We'll go with an external HTTP load balancer, this will allow traffic to our service. So we want internet-facing, and we can see here, so we have to give it a name, we'll call it testlb and we're going to do, so back in configuration it's going to ask create or select a backend service or bucket. We're gonna do backend services. There's one there but we'll go through the process of creating it, creating a service. We just give it a name, test-service2, we'll say. Instance groups, we're gonna select an existing instance group. We're gonna have it set for port 80 and basically default capacity. You can actually add more CPU utilization capacity here if you want but we'll stick with the defaults.
And then, we don't need Cloud CDN but we do need a health check. We'll do a standard TCP health check, it'll do a TCP connection to port 80 and make sure the instance is healthy. And then we click Create. and now we've got our back-end service configured. That'll also set up our host path and rules, front-end configuration here, frontend IP, we'll just call it testfrontend. We want HTTP, and we'll click done, we'll click create and just like that, our load balancer will come out. So, this is a, we'll just connect to a set of back-end instances but you can test this yourself if you have a GCP account. Try this yourself, set up a simple web application, maybe a Python flask app or WordPress, and you can, because there are WordPress images actually, then you can create a load balancer and connect to it and there it is.
So finally, let's take a brief look at Cloud DNS. So to do that, you just go to our Networking section here and we go to Cloud DNS and we can see just from the start it gives us the ability to create a zone. So click Create zone. We've put in some information, we've put in a name for the record, we'll call it the example zone. An example DNS name, we'll call it, this is what I actually, erm, examplezone.com, We don't need DNSSEC, we'll put, we don't need a description for now. We're gonna make this a public, this is kind of the key decision here. This is a private zone, this is a public zone. Do external clients need to be able to look this up or is it only our internal GCP services that need it? That's really the question. For this demo, we'll go with public and then we click Create and voila! We have now our manager zone and from here, we can add record sets. Click Add record set up here. We can do A-records CNAMES, txt records, whatever we want. This is an A-record type, so something like that, we can connect it to some IP address and yeah, sure, 184.108.40.206, something like that, Create. And we've got a record now for our DNS. So it's really that simple. And that's basically it.
So that's our basic GCP network service demo.
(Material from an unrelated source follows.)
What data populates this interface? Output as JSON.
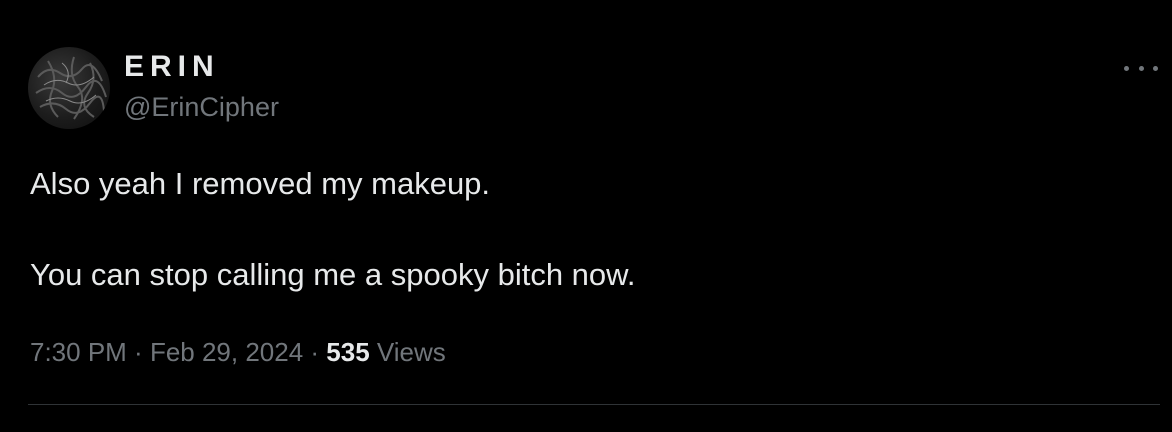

We've covered a few key tools: DNS, load balancing, VPC. This is really just an introduction. Our goal in this course is to get you familiar with the GCP product so that you know which ones solve specific problems. That's the main thing you'll need for the certification exam. Please check out some of our other Cloud Academy courses for a deeper dive on specific features to really learn the ins and outs of each service. Thanks for watching and good luck.
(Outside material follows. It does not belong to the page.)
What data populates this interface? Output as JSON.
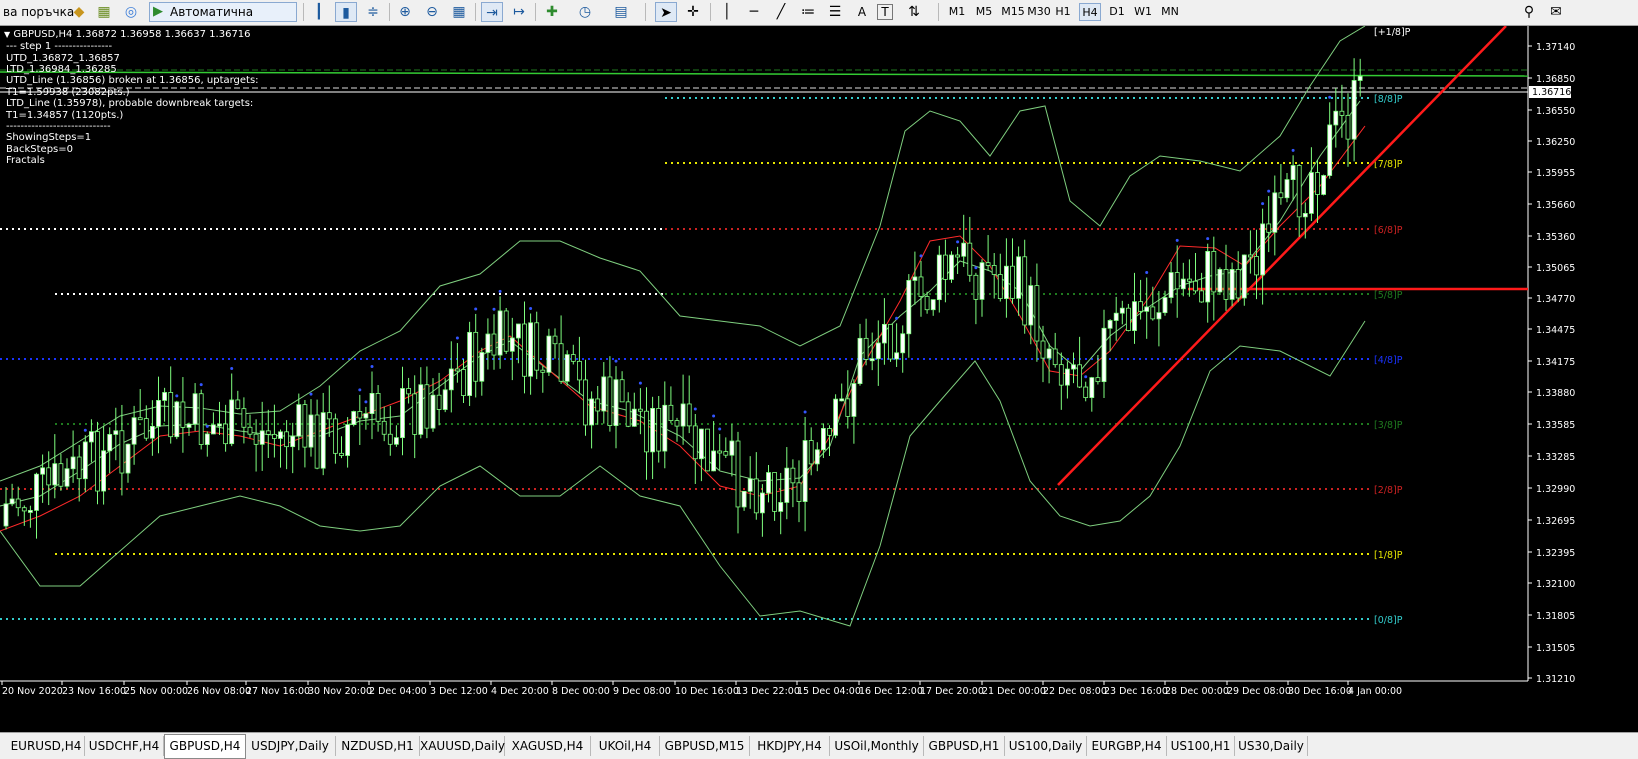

Jonathan Bethune is a senior technical consultant working with several companies including TopTal, BCG, and Instaclustr. He is an experienced devops specialist, data engineer, and software developer. Jonathan has spent years mastering the art of system automation with a variety of different cloud providers and tools. Before he became an engineer, Jonathan was a musician and teacher in New York City. Jonathan is based in Tokyo where he continues to work in technology and write for various publications in his free time.